View of the Shwethalyaung image, [Pegu].
Medium: Photographic print
Photograph of the Shwethalyaung Buddha near Pegu (Bago), Burma (Myanmar), from the Archaeological Survey of India Collections: Burma Circle, 1907-13. The photograph was taken by an unknown photographer of the Burma Archaeological Survey.
Bago, the fourth largest city in Burma, is about 80 kms north-east of Rangoon and was once ancient Hanthawadi, the capital of a Mon kingdom. It is said to have been founded in the 6th century by two Mon princes from Thaton, but achieved its greatest prosperity in the later Mon dynastic period of 1369-1539. To Europeans, it was the important seaport of Pegu. Today little remains of its regal past.
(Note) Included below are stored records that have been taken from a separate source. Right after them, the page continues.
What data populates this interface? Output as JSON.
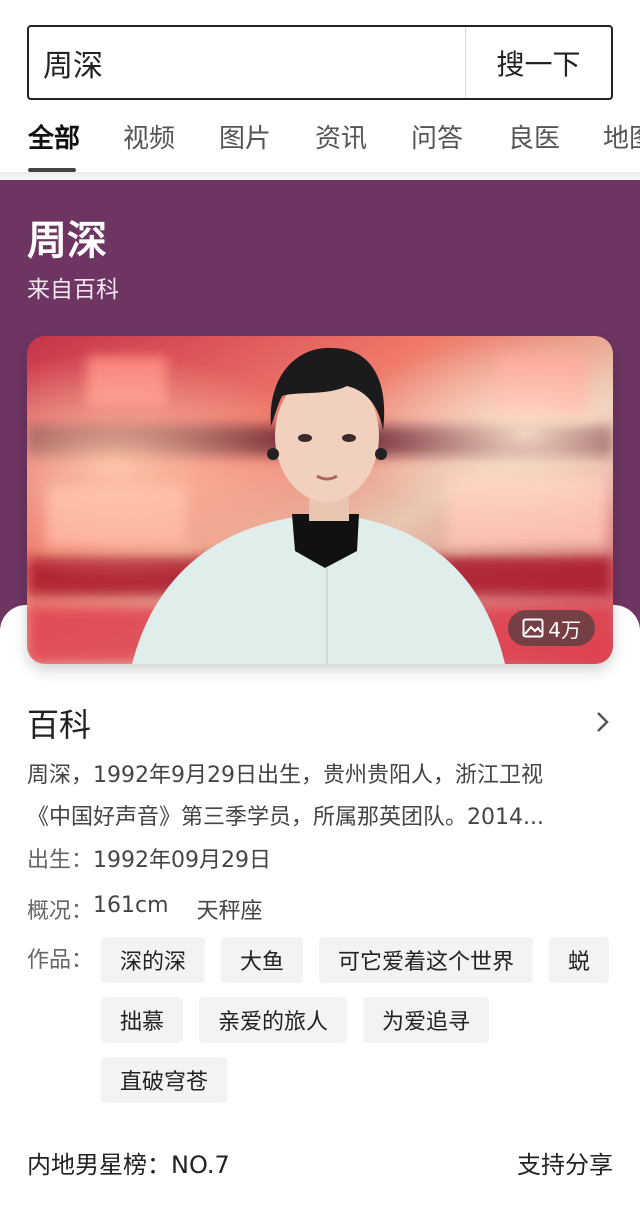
{
  "search": {
    "query": "周深",
    "button_label": "搜一下"
  },
  "tabs": [
    {
      "label": "全部",
      "active": true
    },
    {
      "label": "视频"
    },
    {
      "label": "图片"
    },
    {
      "label": "资讯"
    },
    {
      "label": "问答"
    },
    {
      "label": "良医"
    },
    {
      "label": "地图"
    }
  ],
  "hero": {
    "title": "周深",
    "source": "来自百科",
    "background_color": "#6e3562"
  },
  "photo": {
    "count_label": "4万",
    "icon": "image-icon"
  },
  "baike": {
    "title": "百科",
    "arrow_icon": "chevron-right-icon",
    "description_line1": "周深，1992年9月29日出生，贵州贵阳人，浙江卫视",
    "description_line2": "《中国好声音》第三季学员，所属那英团队。2014...",
    "birth_label": "出生：",
    "birth_value": "1992年09月29日",
    "overview_label": "概况：",
    "height": "161cm",
    "zodiac": "天秤座",
    "works_label": "作品：",
    "works": [
      "深的深",
      "大鱼",
      "可它爱着这个世界",
      "蜕",
      "拙慕",
      "亲爱的旅人",
      "为爱追寻",
      "直破穹苍"
    ]
  },
  "footer": {
    "ranking": "内地男星榜：NO.7",
    "share": "支持分享"
  }
}
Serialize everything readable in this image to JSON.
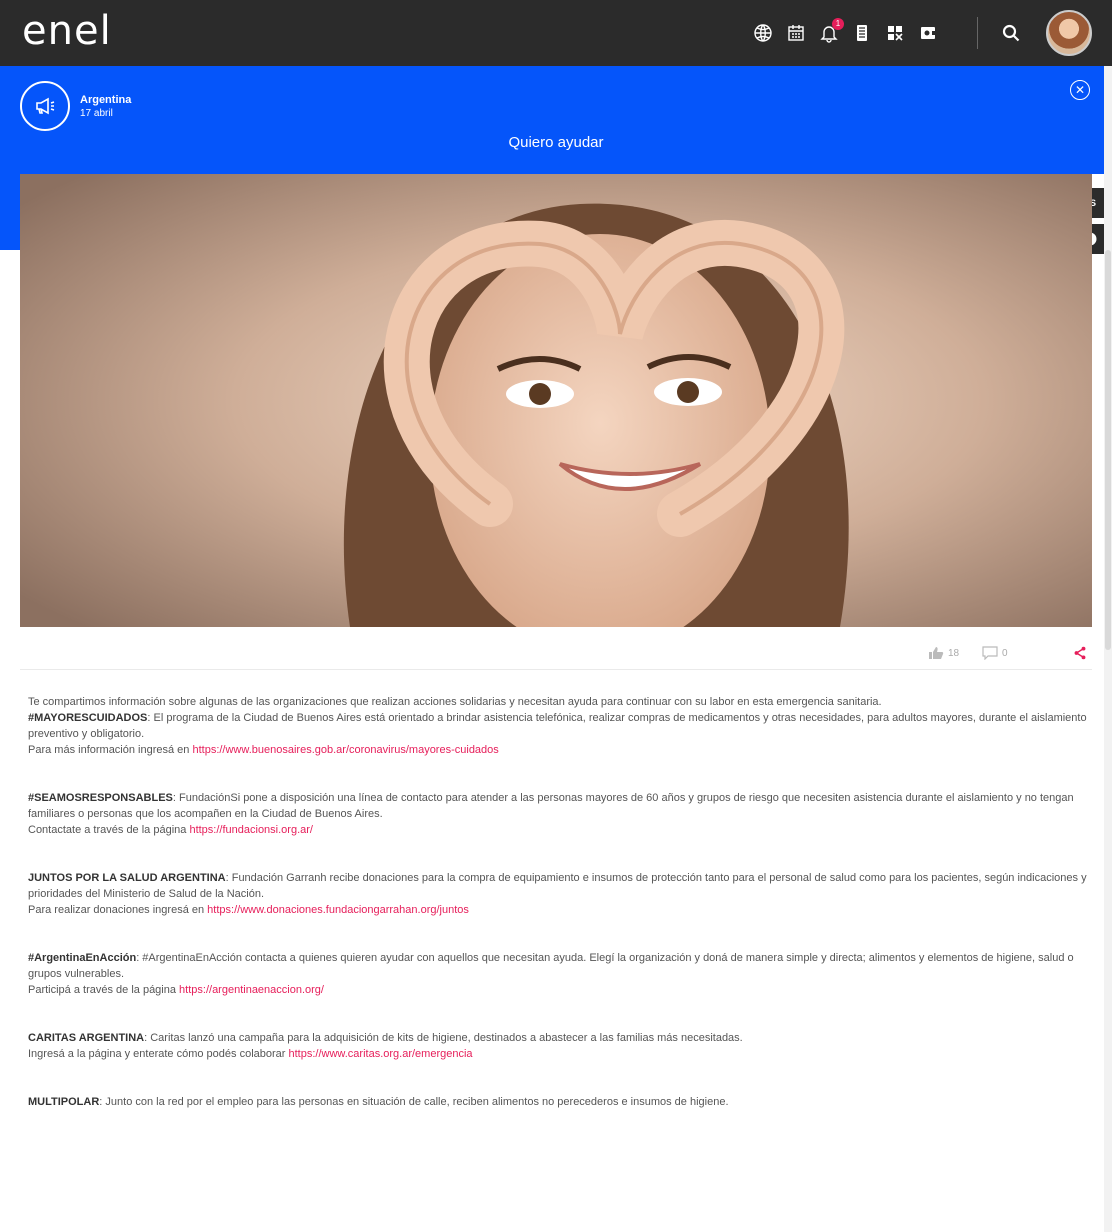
{
  "topbar": {
    "logo": "enel",
    "notification_count": "1"
  },
  "header": {
    "category": "Argentina",
    "date": "17 abril",
    "title": "Quiero ayudar"
  },
  "side_tabs": {
    "language": "ES",
    "info": "!"
  },
  "actions": {
    "likes": "18",
    "comments": "0"
  },
  "body": {
    "intro": "Te compartimos información sobre algunas de las organizaciones que realizan acciones solidarias y necesitan ayuda para continuar con su labor en esta emergencia sanitaria.",
    "blocks": [
      {
        "heading": "#MAYORESCUIDADOS",
        "text": ": El programa de la Ciudad de Buenos Aires está orientado a brindar asistencia telefónica, realizar compras de medicamentos y otras necesidades, para adultos mayores, durante el aislamiento preventivo y obligatorio.",
        "cta": "Para más información ingresá en ",
        "link": "https://www.buenosaires.gob.ar/coronavirus/mayores-cuidados"
      },
      {
        "heading": "#SEAMOSRESPONSABLES",
        "text": ": FundaciónSi pone a disposición una línea de contacto para atender a las personas mayores de 60 años y grupos de riesgo que necesiten asistencia durante el aislamiento y no tengan familiares o personas que los acompañen en la Ciudad de Buenos Aires.",
        "cta": "Contactate a través de la página ",
        "link": "https://fundacionsi.org.ar/"
      },
      {
        "heading": "JUNTOS POR LA SALUD ARGENTINA",
        "text": ": Fundación Garranh recibe donaciones para la compra de equipamiento e insumos de protección tanto para el personal de salud como para los pacientes, según indicaciones y prioridades del Ministerio de Salud de la Nación.",
        "cta": "Para realizar donaciones ingresá en ",
        "link": "https://www.donaciones.fundaciongarrahan.org/juntos"
      },
      {
        "heading": "#ArgentinaEnAcción",
        "text": ": #ArgentinaEnAcción contacta a quienes quieren ayudar con aquellos que necesitan ayuda. Elegí la organización y doná de manera simple y directa; alimentos y elementos de higiene, salud o grupos vulnerables.",
        "cta": "Participá a través de la página ",
        "link": "https://argentinaenaccion.org/"
      },
      {
        "heading": "CARITAS ARGENTINA",
        "text": ": Caritas lanzó una campaña para la adquisición de kits de higiene, destinados a abastecer a las familias más necesitadas.",
        "cta": "Ingresá a la página y enterate cómo podés colaborar ",
        "link": "https://www.caritas.org.ar/emergencia"
      },
      {
        "heading": "MULTIPOLAR",
        "text": ": Junto con la red por el empleo para las personas en situación de calle, reciben alimentos no perecederos e insumos de higiene.",
        "cta": "",
        "link": ""
      }
    ]
  }
}
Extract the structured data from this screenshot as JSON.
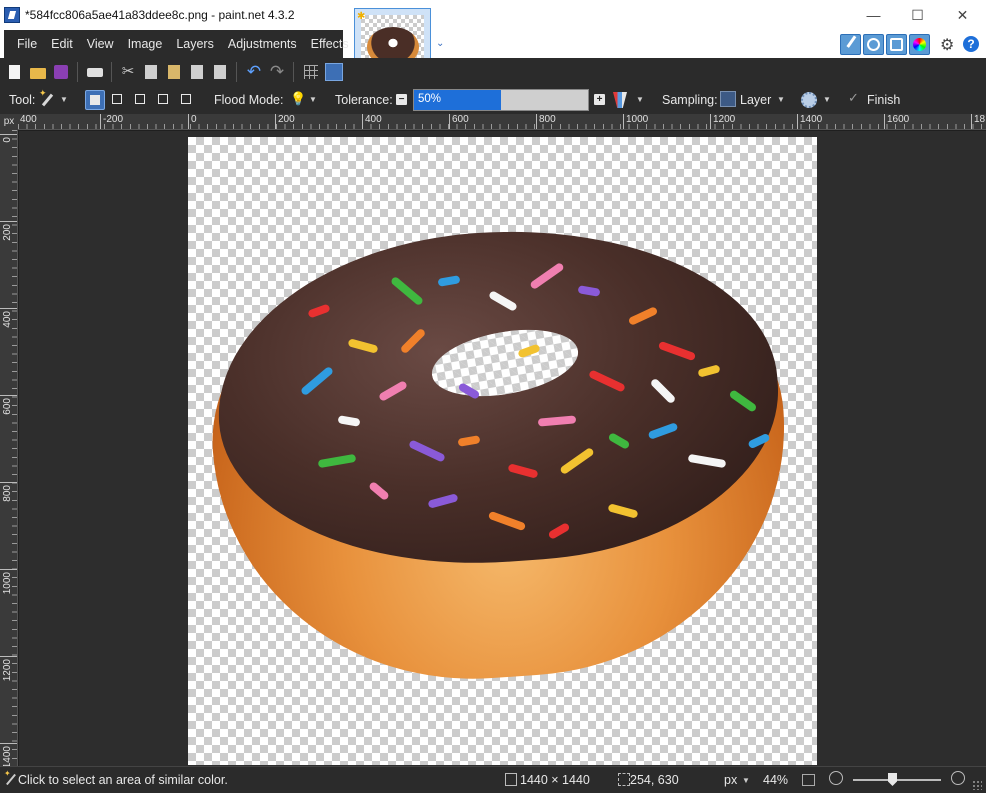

Outside the city is a great image of the reclining Buddha (Shwethalyaung), 54 m long and originally sculpted in the 10th century. The image is 16 ms high and is housed in a spacious iron tazaung or hall. The huge Buddha in relaxed mode was originally built of brick and stucco but deteriorated and was almost lost after the ravaging of Bago in 1757 by King Alaungpaya who desired to vanquish the resurgent Mon. Hidden by jungle, it was accidentally discovered in the 1880s during the British construction of the railways. It was restored and a Calcutta engineering company built the tazaung that shelters it.